The Goodwood Festival of Speed is aptly named. With that expectation of speed comes some pretty spectacular- and expensive– crashes. Now, this year’s festival has its first victim, thankfully with no injuries: An Alpina BMW M8 GC. It surely won’t be the last, but it’s a spectacular start to the weekend nonetheless. More interestingly, the YouTube footage of the incident has been removed, and the footage is nowhere to be found.
Crashing an Alpina BMW M8 GC isn’t cheap

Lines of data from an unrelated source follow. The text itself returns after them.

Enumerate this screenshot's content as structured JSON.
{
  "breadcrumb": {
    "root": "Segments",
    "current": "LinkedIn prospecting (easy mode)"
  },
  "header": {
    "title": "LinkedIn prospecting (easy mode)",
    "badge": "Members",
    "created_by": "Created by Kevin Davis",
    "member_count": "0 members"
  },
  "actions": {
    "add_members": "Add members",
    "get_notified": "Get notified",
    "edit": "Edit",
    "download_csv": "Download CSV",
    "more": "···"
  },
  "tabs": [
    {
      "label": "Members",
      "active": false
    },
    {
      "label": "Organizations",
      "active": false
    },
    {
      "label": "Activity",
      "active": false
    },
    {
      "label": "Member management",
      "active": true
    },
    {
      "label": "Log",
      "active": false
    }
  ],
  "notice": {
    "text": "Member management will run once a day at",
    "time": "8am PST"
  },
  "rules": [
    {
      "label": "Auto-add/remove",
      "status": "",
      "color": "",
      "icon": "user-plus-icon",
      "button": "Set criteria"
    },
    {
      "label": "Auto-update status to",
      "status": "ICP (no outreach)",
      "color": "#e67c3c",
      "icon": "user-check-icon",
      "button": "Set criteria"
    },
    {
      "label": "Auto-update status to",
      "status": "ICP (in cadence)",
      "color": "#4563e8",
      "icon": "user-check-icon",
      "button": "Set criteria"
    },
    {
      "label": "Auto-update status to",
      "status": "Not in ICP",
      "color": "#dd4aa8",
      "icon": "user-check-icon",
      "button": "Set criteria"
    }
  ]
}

Alpina may not be a familiar name to all but the most hardcore BMW fans, but it’s a storied brand with a history of making fast BMWs go faster. Rather, making fast things go a little too fast in this case. The car in question was Alpina’s version of the BMW M8 GC, or Grand Coupe. However, it should be noted the vehicle isn’t truly a coupe. It’s a four-door sedan with a slopey roof. Regardless, and expensive and fast piece of kit.

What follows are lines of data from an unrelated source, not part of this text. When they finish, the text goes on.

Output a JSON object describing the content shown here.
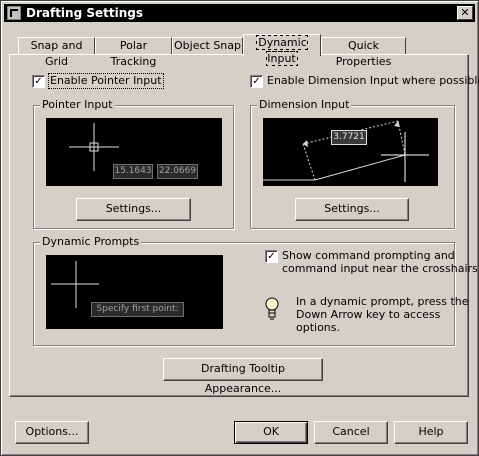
{
  "window": {
    "title": "Drafting Settings",
    "close_glyph": "✕"
  },
  "tabs": [
    {
      "label": "Snap and Grid"
    },
    {
      "label": "Polar Tracking"
    },
    {
      "label": "Object Snap"
    },
    {
      "label": "Dynamic Input"
    },
    {
      "label": "Quick Properties"
    }
  ],
  "dynamic_input": {
    "enable_pointer": {
      "label": "Enable Pointer Input",
      "checked": true
    },
    "enable_dimension": {
      "label": "Enable Dimension Input where possible",
      "checked": true
    },
    "pointer_input": {
      "title": "Pointer Input",
      "x_value": "15.1643",
      "y_value": "22.0669",
      "settings_label": "Settings..."
    },
    "dimension_input": {
      "title": "Dimension Input",
      "value": "3.7721",
      "settings_label": "Settings..."
    },
    "dynamic_prompts": {
      "title": "Dynamic Prompts",
      "prompt_text": "Specify first point:",
      "show_prompting_label_line1": "Show command prompting and",
      "show_prompting_label_line2": "command input near the crosshairs",
      "show_prompting_checked": true,
      "hint_line1": "In a dynamic prompt, press the",
      "hint_line2": "Down Arrow key to access",
      "hint_line3": "options."
    },
    "tooltip_appearance_label": "Drafting Tooltip Appearance..."
  },
  "footer": {
    "options_label": "Options...",
    "ok_label": "OK",
    "cancel_label": "Cancel",
    "help_label": "Help"
  },
  "icons": {
    "check": "✓",
    "hint": "lightbulb-icon"
  },
  "colors": {
    "preview_bg": "#000000",
    "dialog_bg": "#d4d0c8",
    "titlebar_bg": "#000000"
  }
}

But, how expensive and fast? Well, the vehicles top speed is just north of 200 MPH, making a whopping 612 hp in this case. Nearly the whole vehicle is reworked by Alpina, who change everything from the cooling system to the new stainless steel exhaust. The vehicle will also fly up to 60 MPH in a mere 3.3 seconds, according to Road and Track.
The video has been taken down
Now, about that crash. It was a big one. A real big one. Additionally, the video has since been taken down, appearing nowhere on Goodwood’s YouTube channel, but more on that later. On watching the footage, it appears that driver Tom Diment came in a little too hot into the track’s Molecomb corner. As a result, the vehicle simply understeered straight into the hay, deploying the airbags and severely damaging the front end.
You can still find cell phone footage of the incident, but the “official” footage is gone. The screenshot above shows the moment the Alpina BMW M8 GC hits the hay, maybe forever. To an insurance adjuster at least, the vehicle looks to be totaled. Happily, Diment climbs out of the car moments later, appearing unhamed. It’s sad to see such a nice machine meet its potential end, but all that matters is Diment is unhurt.
Why is the footage gone?
As stated above, you can still find the footage in question on YouTube, but it’s noticeably absent from Goodwood’s YouTube channel. The channel features some other crashes, so it clearly wasn’t taken down for that reason. Perhaps there was a request made by either Alpina or BMW to take the footage down. Generally, brands don’t mind that, logic being any publicity is good publicity. Regardless of the reason, the footage is gone and leaves far more questions about the why than answers.